The factory was built by the British in the 1930s and till today it has retained its original wooden panelling and rafters, as well as the old-school machinery. Entry was said to be 100 rupees per person but our driver managed to let us enter without paying (??) . A sharp acrid smell filled the air as we watched the workers laboured to fire up the stoves – the heat is channelled to the opposite side to dry the tea leaves. My friend Jojin couldn’t resist the urge to try his hand at it – it doesn’t look easy at all, and it’s very warm next to the oven!

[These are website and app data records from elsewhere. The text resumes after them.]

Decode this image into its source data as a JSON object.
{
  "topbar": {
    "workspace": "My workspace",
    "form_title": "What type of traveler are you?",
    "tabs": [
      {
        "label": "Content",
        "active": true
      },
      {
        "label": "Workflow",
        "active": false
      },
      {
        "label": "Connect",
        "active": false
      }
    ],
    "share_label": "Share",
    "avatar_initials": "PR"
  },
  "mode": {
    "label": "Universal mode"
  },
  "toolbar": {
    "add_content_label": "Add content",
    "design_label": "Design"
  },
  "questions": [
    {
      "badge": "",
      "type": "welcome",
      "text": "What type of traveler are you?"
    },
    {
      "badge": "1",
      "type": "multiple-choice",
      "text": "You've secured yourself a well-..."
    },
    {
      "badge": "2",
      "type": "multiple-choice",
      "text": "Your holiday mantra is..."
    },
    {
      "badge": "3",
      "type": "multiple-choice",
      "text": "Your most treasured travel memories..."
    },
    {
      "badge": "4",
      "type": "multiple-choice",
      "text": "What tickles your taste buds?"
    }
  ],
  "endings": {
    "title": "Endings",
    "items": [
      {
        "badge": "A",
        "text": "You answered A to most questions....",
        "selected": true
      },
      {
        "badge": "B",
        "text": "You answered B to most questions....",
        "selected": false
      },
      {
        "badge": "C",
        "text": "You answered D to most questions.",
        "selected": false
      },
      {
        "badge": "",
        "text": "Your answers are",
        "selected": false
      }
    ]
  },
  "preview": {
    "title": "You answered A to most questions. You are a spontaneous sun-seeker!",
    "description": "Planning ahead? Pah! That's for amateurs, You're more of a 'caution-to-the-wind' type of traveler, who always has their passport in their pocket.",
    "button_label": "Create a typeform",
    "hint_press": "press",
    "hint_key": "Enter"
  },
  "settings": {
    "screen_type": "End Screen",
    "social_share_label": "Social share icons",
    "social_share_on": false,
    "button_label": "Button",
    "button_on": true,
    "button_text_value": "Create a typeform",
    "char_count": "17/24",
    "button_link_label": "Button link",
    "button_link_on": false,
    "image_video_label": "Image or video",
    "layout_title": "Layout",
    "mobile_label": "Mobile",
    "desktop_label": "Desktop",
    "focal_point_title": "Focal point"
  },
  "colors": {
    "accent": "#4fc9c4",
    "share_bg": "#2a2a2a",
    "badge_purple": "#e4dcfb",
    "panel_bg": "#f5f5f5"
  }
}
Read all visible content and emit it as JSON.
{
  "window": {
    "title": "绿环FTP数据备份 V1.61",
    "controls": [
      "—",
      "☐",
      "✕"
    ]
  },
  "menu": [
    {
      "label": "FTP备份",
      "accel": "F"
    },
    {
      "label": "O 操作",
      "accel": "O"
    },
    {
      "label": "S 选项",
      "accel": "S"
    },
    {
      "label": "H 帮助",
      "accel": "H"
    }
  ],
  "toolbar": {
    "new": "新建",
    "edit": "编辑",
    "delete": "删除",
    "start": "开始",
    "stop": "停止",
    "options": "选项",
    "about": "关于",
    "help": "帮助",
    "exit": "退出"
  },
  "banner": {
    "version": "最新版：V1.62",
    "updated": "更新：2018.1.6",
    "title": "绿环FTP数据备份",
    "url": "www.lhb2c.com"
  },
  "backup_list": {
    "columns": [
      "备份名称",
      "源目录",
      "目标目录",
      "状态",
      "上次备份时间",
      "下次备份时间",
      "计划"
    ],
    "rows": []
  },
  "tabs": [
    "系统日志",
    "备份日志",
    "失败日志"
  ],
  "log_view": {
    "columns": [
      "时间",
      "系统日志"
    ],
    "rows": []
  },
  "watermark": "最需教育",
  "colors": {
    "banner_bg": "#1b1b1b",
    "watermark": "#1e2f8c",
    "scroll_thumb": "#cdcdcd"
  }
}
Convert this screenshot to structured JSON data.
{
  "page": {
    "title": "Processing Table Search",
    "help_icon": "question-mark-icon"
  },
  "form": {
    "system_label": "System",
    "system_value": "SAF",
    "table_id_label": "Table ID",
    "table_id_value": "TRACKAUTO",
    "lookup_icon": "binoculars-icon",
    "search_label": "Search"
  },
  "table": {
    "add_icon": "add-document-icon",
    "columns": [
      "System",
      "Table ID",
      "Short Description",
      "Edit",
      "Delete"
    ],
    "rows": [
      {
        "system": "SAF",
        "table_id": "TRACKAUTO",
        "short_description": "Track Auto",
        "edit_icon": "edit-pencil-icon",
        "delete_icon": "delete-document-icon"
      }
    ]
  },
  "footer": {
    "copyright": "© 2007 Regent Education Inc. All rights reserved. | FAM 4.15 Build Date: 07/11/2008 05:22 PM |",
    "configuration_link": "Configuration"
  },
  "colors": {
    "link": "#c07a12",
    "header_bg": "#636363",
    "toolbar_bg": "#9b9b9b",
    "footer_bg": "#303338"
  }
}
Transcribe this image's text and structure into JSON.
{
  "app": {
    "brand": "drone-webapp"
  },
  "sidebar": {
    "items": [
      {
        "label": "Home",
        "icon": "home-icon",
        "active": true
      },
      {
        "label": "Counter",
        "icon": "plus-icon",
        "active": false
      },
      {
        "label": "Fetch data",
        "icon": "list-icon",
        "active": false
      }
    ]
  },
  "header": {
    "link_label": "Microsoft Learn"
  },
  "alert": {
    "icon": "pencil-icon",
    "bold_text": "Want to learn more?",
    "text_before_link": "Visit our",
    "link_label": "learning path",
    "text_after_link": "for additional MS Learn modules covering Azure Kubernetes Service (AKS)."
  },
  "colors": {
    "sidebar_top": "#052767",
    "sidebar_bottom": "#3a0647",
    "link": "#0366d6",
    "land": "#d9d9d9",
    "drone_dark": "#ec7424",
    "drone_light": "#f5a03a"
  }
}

To wrap up the visit, we each bought a huge packet of BOP – stands for broken orange pekoe – to make our own tea at home, but not forgetting to take a hot cuppa chai (10 rupees) for the road. A ton of sugar and milk in the chai – yummm, sugar quota exceeded.
My trip in Kerala has exceeded my expectations. I discovered that the landscape here is really varied – I went from the seaside at Cherai Beach and Fort Kochi to the crowded city area in Ernakulam, to the backwaters in Kumarakom, to the scenic tea plantations in the clouds. I felt like I’ve been to so many places in just a week. (See Part One of my Kerala trip here!)
As a tea lover, I enjoyed learning where tea comes from and how it’s produced. I definitely have a greater appreciation during chai time now. Hope that you’ll also be inspired to come enjoy some tea in the clouds as well! ♥
Where We Stayed:
Sea Grace Cottage
Munnar, Kerala 685612
Name: V. Josyboy
Phone: +94 94472 11973 or 04865 231972
Facebook Page: https://www.facebook.com/seagracecottagemunnar